The Birthday Man was simply a fact of life I grew up with. My mother always told me about the big ledger where he writes down the birthdays of all the little boys and girls in the world. Then, every night, he flies on the back of an elephant delivering birthday presents before anyone is even awake. Of course when I was six or seven I figured out the Birthday Man was really my father wearing a cardboard fez, but the magic has never entirely gone away. So you can understand how shocked I was when I handed my friend a birthday present wrapped in Birthday Man wrapping paper, only for him to exclaim, “But it’s got Santa Claus on it!” I was, for a moment, speechless. Santa Claus indeed! My friend had the effrontery to suggest that I had wrapped his birthday present in Christmas paper. It took a few seconds, but I realized I had finally come face-to-face with a proponent of the so-called “Santa Claus”.
The Santa Claus myth and the Birthday Man myth have their origins in the same historical figure — Hannibal. Hannibal is famous today for his march across the Alps and invasion of Italy, with elephants. In contemporary Roman depictions Hannibal is clearly shown with long, aggressive nasal hair that was the style for Carthaginian generals of the time. It was said that the sight of untrimmed nasal hair at a distance of two or three miles was enough to strike fear into the heart of the toughest Roman soldier. Hannibal is also shown wearing lurid red battle armor, an artistic embellishment designed to portray a man steeped in the blood of the Roman people. These key features — the nose hair and the red armor — are the origin of the modern Birthday Man’s luxuriant white nose hair and red fez. Even more iconic, however, were the elephants on which Hannibal crossed the Alps. These elephants worked their way into the modern tradition as the animals on which the Birthday Man flies around the world in a single night. The flying elephant bears a number of uncanny parallels with the 1941 film Dumbo, leading many historians to suspect that Walt Disney was a closet believer in the Birthday Man at a time when Birthday Man followers were suffering terrible persecution.
The same cues that inspired the Birthday Man also evolved into the myth of Santa Claus. In the case of Santa Claus, however, we shall see that the myth has become significantly bowdlerized. The warrior’s nose hair, so threatening and deadly in Roman times, became Santa’s jolly white beard. The blood-soaked battle armor evolved somehow into a set of pajamas so oversized they could only be worn by a morbidly obese man of advanced years. This “Father Christmas”, if you will, is supposed to live at the North Pole (ridiculous!) and fly around the world on a sleigh pulled by reindeer, an animal which no-one has ever actually seen and which is currently thought to have been invented by drunk and unsuccessful game-hunters. We know for a fact that Santa supporters had to reinvent the elephants into reindeer in the 14th century when Pope Innocent VI, embroiled in the theological debate over whether elephants can become priests, stated unequivocally than elephants don’t have souls.

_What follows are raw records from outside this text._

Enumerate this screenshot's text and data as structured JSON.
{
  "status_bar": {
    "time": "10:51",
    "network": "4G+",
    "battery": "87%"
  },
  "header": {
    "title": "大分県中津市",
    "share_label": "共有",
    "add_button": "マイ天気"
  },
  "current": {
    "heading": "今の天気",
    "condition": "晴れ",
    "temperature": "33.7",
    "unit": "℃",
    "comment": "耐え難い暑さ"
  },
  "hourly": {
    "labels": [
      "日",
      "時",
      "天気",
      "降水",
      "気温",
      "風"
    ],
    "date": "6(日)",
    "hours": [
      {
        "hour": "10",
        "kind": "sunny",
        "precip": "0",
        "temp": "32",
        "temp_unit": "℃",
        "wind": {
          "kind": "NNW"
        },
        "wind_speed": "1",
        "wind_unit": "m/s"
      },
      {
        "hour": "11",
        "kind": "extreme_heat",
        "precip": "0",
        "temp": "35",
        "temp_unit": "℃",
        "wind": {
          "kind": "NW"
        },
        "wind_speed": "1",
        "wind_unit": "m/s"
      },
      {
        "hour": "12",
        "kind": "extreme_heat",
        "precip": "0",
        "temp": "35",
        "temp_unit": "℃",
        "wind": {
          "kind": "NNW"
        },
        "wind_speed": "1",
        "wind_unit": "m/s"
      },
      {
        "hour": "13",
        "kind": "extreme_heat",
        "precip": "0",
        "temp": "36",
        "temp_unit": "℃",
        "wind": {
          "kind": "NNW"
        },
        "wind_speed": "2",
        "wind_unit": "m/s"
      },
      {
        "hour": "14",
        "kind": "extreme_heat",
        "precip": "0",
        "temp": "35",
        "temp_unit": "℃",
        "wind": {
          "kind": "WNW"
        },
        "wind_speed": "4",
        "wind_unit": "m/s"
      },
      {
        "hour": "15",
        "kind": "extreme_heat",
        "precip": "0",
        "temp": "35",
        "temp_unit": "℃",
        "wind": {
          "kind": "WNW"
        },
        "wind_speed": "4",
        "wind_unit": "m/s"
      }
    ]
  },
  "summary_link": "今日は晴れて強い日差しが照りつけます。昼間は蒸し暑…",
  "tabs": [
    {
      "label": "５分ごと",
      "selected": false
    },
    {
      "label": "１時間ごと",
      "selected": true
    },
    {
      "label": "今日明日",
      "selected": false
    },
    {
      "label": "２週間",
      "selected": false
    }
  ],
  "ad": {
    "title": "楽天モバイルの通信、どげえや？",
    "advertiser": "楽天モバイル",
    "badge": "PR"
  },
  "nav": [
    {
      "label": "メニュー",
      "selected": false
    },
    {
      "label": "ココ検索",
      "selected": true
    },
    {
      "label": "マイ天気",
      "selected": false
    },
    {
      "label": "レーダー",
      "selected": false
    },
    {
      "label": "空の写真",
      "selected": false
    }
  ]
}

The supporters of each myth have a sorry history of hatred, conflict and blood-letting. Henry VIII famously rejected the Birthday Man and turned instead to Santa Claus, while Mary I reversed his decision and burned Santa supporters at the stake. These events were couched in the political dialogue of the time, but their visceral dispute over Santa Claus vs. the Birthday Man is self-evident. The debate continued to rage as recently as the Iraq War, no mere war for oil, but actually a desperate bid to reclaim Hannibal’s final resting place and determine once and for all what he wore — was it a fez or was it pajamas?
Too much blood has been spilled over these petty details. After our misunderstanding my friend and I were able to take pleasure from each other’s cultural differences. I look forward to that day, maybe in the near future, when a man who believes in Santa Claus and a woman who believes in the Birthday Man can, in happiness and harmony, be married by an elephant priest.
- “Amnesty For Santa Heretics?”. Tomorrow’s Times 25 October 1941: 7. Web.
- Clodhopper & Grosset. “Depictions of Fezes in the Early Roman Republic”. The American Journal of Antique and Antiquarian Headgear 11.7 (1925): 344. Print.
- Gloom, Prometheus E. Pardon My Nasal Hair London: Hutchinson & Co., 1898. Print.
- “Race Riots Mar Birthday Bash — Hundreds of Fezes Destroyed”. The Sydney Morning Herald 10 February 1953: 16. Print.